Terry Gilliam directs this tale of the titular creature terrorizing an unspecified medieval countryside. The king decides to hold a tournament to determine which knight shall have the honor of slaying the beast. Meanwhile, a dullard named Dennis is disinherited by his father and dumped by his fiancee (not that she ever really noticed him in the first place) on the same day. With nothing else to do, Dennis journeys to the king's capitol in search of work. He instead finds all the weirdness you'd expect the straight man to encounter in a Terry Gilliam film. During the course of all this, he finds himself acting as replacement squire to the knight who wins the hide-and-seek game that marks the last challenge of the tournament. There are those who, for various reasons, don't want the monster slain, and they enlist the terrifying Black Knight to hunt down Dennis and his knight before they can find and kill it.
Jabberwocky works best as pure satire, played so straight you might never realize it was all a joke in the first place. There is a lot of weird stuff going on here, like a man who can't get work because he's been blacklisted by a local guild, so he cuts off his foot to be a pitiful beggar, instead -- and ends up making way more money than his real profession ever would have brought him. There's a knight servicing center where the knights are hoisted up on hooks and conveyed around to various stations so their armor can be cleaned, polished, and repaired without them having to take it off. There's the princess who, for no readily comprehensible reason, takes one look at Dennis and decides that he's a prince come to win her heart. The fact that he's unwashed, disheveled, and wearing rags is just further evidence of his nobility, of course. Plus, he's carrying a rotten potato! That clinches it, he must be a prince!
Jabberwocky falters when it strays into outright farce, like the scene of the king's head man trying to explain to him what the phrase "not really" means, while they are doused with buckets of blood from the jousting competition taking place a few feet away. The hide-and-seek game is a bit much, as well. These scenes don't really fit with the rest of the movie and seem shoehorned in simply because people who saw Monty Python and The Holy Grail would probably be expecting them.
Speaking of expectations, mine were blown right out of the water when the movie finally got around to showing off the Jabberwocky. I was half expecting that there wouldn't actually be a monster at all. (Maybe it would turn out to be a guy with a crane who collected human skins to make economically priced leather?) The other half was expecting that it would be the cheapest, silliest thing they thought they could get away with. (Maybe it would be a stuntman in a burlap sack with little wings and bat ears glued to it?) Nope. The Jabberwocky is, hands down, one of the best movie monsters of the whole 1970s, maybe of all time.

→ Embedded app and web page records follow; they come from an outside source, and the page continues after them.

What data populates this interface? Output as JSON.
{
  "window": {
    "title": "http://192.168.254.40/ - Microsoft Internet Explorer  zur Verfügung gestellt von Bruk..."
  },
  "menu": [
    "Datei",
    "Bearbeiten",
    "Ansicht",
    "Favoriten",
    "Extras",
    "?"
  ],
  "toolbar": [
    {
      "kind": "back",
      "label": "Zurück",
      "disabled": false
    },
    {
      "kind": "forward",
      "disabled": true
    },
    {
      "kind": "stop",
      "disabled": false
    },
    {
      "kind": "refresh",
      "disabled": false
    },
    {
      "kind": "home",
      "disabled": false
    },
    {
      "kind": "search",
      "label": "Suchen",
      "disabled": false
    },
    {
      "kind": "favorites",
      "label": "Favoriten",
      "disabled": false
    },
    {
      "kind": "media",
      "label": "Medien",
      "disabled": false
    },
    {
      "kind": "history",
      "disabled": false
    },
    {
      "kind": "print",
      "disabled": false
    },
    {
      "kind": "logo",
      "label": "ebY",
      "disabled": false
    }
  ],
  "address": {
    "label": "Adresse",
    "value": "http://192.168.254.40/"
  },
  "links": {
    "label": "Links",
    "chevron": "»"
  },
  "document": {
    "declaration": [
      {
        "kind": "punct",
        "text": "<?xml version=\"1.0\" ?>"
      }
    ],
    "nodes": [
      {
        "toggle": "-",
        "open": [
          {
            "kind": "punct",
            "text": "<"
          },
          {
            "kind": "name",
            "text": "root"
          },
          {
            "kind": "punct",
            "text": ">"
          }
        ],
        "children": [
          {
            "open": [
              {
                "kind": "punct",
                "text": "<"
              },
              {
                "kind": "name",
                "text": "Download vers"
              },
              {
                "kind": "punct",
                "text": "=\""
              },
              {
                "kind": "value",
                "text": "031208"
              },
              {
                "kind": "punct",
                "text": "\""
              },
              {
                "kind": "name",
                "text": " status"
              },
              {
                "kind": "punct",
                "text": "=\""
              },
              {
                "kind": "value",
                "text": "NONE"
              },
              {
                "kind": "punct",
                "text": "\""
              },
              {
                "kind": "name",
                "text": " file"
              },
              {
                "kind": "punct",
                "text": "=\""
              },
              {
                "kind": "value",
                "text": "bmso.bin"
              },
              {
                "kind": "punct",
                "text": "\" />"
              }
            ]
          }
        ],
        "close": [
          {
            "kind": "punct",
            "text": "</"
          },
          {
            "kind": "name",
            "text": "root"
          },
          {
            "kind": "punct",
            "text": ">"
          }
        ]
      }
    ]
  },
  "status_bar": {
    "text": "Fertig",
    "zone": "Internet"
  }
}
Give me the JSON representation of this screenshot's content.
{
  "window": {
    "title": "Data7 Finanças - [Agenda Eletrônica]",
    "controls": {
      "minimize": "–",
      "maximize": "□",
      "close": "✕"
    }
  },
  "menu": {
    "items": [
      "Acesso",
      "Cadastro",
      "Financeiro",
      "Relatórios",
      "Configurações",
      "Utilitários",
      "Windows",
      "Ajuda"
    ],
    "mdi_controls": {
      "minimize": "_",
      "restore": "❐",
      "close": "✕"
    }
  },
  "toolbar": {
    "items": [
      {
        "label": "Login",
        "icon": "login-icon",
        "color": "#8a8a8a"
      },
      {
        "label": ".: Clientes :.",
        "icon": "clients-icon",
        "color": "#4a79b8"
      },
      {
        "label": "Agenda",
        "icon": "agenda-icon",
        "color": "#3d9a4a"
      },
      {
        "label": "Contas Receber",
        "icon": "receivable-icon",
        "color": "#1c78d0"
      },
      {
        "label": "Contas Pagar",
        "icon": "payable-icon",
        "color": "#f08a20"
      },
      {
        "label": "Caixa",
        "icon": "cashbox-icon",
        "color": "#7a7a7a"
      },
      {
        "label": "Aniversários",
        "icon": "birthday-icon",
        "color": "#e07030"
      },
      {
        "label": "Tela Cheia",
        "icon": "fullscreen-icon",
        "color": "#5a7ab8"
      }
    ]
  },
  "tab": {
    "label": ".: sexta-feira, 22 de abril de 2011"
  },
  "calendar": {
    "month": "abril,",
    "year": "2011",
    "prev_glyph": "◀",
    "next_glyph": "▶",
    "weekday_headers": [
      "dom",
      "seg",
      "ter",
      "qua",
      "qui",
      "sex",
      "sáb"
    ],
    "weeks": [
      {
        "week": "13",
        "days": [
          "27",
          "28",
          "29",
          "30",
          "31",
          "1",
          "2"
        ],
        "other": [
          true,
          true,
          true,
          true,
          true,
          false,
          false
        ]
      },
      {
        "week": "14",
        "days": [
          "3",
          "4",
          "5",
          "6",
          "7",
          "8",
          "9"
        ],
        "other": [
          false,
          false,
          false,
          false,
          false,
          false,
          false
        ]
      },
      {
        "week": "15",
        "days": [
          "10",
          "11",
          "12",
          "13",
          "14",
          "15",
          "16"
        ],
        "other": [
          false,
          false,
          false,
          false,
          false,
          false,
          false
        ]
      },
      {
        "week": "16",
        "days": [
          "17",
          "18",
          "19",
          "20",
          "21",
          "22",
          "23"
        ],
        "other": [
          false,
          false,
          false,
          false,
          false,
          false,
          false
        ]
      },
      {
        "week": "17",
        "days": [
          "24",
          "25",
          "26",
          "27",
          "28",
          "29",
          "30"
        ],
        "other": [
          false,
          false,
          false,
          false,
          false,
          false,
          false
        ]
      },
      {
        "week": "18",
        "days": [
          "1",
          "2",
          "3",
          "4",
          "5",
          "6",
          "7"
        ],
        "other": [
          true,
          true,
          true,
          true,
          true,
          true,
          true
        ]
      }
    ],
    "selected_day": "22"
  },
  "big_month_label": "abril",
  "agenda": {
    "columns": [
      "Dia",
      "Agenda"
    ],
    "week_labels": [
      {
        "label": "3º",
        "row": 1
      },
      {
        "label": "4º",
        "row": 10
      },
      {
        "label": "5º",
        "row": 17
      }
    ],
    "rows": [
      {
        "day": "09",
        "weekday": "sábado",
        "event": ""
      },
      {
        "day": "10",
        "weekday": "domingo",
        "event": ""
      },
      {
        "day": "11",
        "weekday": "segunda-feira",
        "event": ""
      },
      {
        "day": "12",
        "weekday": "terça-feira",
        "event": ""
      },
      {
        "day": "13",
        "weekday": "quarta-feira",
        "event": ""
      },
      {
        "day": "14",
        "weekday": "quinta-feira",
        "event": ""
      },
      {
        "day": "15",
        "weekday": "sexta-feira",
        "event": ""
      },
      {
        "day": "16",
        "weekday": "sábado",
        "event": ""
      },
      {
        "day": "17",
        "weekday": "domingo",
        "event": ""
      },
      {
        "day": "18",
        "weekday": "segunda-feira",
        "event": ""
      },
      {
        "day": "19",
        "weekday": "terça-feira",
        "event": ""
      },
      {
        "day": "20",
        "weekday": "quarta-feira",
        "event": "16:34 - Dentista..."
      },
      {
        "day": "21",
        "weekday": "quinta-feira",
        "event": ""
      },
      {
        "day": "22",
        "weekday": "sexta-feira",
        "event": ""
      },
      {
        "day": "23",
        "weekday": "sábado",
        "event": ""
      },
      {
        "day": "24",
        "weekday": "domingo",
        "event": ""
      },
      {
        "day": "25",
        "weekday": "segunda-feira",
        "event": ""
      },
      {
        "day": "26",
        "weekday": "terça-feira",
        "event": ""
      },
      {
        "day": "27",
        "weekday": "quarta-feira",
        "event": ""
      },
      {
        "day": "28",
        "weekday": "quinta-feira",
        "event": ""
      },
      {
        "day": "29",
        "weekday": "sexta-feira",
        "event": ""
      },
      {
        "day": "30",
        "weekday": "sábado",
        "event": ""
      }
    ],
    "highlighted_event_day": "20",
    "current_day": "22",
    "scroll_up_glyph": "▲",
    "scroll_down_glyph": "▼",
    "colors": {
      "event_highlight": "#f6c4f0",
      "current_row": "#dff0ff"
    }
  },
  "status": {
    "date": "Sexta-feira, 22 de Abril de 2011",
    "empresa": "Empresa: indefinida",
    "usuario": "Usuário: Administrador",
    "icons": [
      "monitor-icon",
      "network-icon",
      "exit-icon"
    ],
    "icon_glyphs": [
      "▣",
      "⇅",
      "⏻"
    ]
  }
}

The best shorthand description I can think of is to say that it looks like The Giant Claw done wonderfully right. Even the fact that it has yellow blood is fantastic and adds an extremely cool element of mystery and ickiness to the thing. Seriously, what the hell kind of vertebrate on this planet ever had yellow blood? Terry Gilliam must have known what he had because the battle with the beast is played completely straight.
This movie gets my strongest recommendation because of the monster alone. Just be aware that you'll have to sit though a lot of very odd, possibly not even humorously-intended comedy before you see it.
As a parting thought, I'm not sure how this got a PG rating, even in 1977. It's chock full of gore and some full-frontal nudity.